Task material Block Start
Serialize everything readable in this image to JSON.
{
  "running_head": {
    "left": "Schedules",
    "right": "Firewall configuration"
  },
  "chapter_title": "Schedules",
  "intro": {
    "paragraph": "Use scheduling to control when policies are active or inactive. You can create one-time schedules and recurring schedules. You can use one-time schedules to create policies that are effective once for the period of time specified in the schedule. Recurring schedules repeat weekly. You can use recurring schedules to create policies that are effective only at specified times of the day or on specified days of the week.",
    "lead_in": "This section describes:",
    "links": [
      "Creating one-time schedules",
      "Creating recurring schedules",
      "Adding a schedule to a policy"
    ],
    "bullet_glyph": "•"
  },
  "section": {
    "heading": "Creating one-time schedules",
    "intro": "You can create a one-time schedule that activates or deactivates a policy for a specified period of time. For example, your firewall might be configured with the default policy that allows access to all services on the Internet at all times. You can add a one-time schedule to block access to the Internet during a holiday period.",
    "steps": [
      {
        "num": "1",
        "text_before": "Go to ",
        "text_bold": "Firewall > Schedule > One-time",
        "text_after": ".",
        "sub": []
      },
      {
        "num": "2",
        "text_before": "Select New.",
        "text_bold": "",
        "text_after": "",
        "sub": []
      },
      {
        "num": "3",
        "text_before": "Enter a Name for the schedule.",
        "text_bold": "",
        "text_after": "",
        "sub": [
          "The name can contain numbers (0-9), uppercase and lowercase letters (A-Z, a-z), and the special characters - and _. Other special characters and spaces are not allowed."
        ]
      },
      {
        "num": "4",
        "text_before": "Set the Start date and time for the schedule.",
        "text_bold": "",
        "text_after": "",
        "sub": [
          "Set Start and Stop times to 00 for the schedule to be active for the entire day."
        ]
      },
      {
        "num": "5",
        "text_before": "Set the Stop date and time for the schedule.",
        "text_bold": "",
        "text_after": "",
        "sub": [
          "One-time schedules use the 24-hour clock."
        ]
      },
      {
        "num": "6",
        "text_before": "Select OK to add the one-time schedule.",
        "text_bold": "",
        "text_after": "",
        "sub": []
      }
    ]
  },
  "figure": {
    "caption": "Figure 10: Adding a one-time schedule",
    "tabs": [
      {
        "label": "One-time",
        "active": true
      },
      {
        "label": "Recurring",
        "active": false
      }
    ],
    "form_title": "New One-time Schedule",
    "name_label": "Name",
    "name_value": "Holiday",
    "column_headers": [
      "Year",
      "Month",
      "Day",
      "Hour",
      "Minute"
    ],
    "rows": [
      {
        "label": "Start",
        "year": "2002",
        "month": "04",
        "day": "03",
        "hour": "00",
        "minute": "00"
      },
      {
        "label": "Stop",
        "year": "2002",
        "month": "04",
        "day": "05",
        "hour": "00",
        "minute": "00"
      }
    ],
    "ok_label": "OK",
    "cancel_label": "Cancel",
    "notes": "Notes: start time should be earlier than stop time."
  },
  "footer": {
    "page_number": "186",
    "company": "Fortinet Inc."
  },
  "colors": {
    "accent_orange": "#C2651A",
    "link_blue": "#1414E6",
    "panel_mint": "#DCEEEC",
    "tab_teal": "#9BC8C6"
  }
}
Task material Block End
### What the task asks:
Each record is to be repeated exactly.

### Result of this exercise:
Serialize everything readable in this image to JSON.
{
  "running_head": {
    "left": "Schedules",
    "right": "Firewall configuration"
  },
  "chapter_title": "Schedules",
  "intro": {
    "paragraph": "Use scheduling to control when policies are active or inactive. You can create one-time schedules and recurring schedules. You can use one-time schedules to create policies that are effective once for the period of time specified in the schedule. Recurring schedules repeat weekly. You can use recurring schedules to create policies that are effective only at specified times of the day or on specified days of the week.",
    "lead_in": "This section describes:",
    "links": [
      "Creating one-time schedules",
      "Creating recurring schedules",
      "Adding a schedule to a policy"
    ],
    "bullet_glyph": "•"
  },
  "section": {
    "heading": "Creating one-time schedules",
    "intro": "You can create a one-time schedule that activates or deactivates a policy for a specified period of time. For example, your firewall might be configured with the default policy that allows access to all services on the Internet at all times. You can add a one-time schedule to block access to the Internet during a holiday period.",
    "steps": [
      {
        "num": "1",
        "text_before": "Go to ",
        "text_bold": "Firewall > Schedule > One-time",
        "text_after": ".",
        "sub": []
      },
      {
        "num": "2",
        "text_before": "Select New.",
        "text_bold": "",
        "text_after": "",
        "sub": []
      },
      {
        "num": "3",
        "text_before": "Enter a Name for the schedule.",
        "text_bold": "",
        "text_after": "",
        "sub": [
          "The name can contain numbers (0-9), uppercase and lowercase letters (A-Z, a-z), and the special characters - and _. Other special characters and spaces are not allowed."
        ]
      },
      {
        "num": "4",
        "text_before": "Set the Start date and time for the schedule.",
        "text_bold": "",
        "text_after": "",
        "sub": [
          "Set Start and Stop times to 00 for the schedule to be active for the entire day."
        ]
      },
      {
        "num": "5",
        "text_before": "Set the Stop date and time for the schedule.",
        "text_bold": "",
        "text_after": "",
        "sub": [
          "One-time schedules use the 24-hour clock."
        ]
      },
      {
        "num": "6",
        "text_before": "Select OK to add the one-time schedule.",
        "text_bold": "",
        "text_after": "",
        "sub": []
      }
    ]
  },
  "figure": {
    "caption": "Figure 10: Adding a one-time schedule",
    "tabs": [
      {
        "label": "One-time",
        "active": true
      },
      {
        "label": "Recurring",
        "active": false
      }
    ],
    "form_title": "New One-time Schedule",
    "name_label": "Name",
    "name_value": "Holiday",
    "column_headers": [
      "Year",
      "Month",
      "Day",
      "Hour",
      "Minute"
    ],
    "rows": [
      {
        "label": "Start",
        "year": "2002",
        "month": "04",
        "day": "03",
        "hour": "00",
        "minute": "00"
      },
      {
        "label": "Stop",
        "year": "2002",
        "month": "04",
        "day": "05",
        "hour": "00",
        "minute": "00"
      }
    ],
    "ok_label": "OK",
    "cancel_label": "Cancel",
    "notes": "Notes: start time should be earlier than stop time."
  },
  "footer": {
    "page_number": "186",
    "company": "Fortinet Inc."
  },
  "colors": {
    "accent_orange": "#C2651A",
    "link_blue": "#1414E6",
    "panel_mint": "#DCEEEC",
    "tab_teal": "#9BC8C6"
  }
}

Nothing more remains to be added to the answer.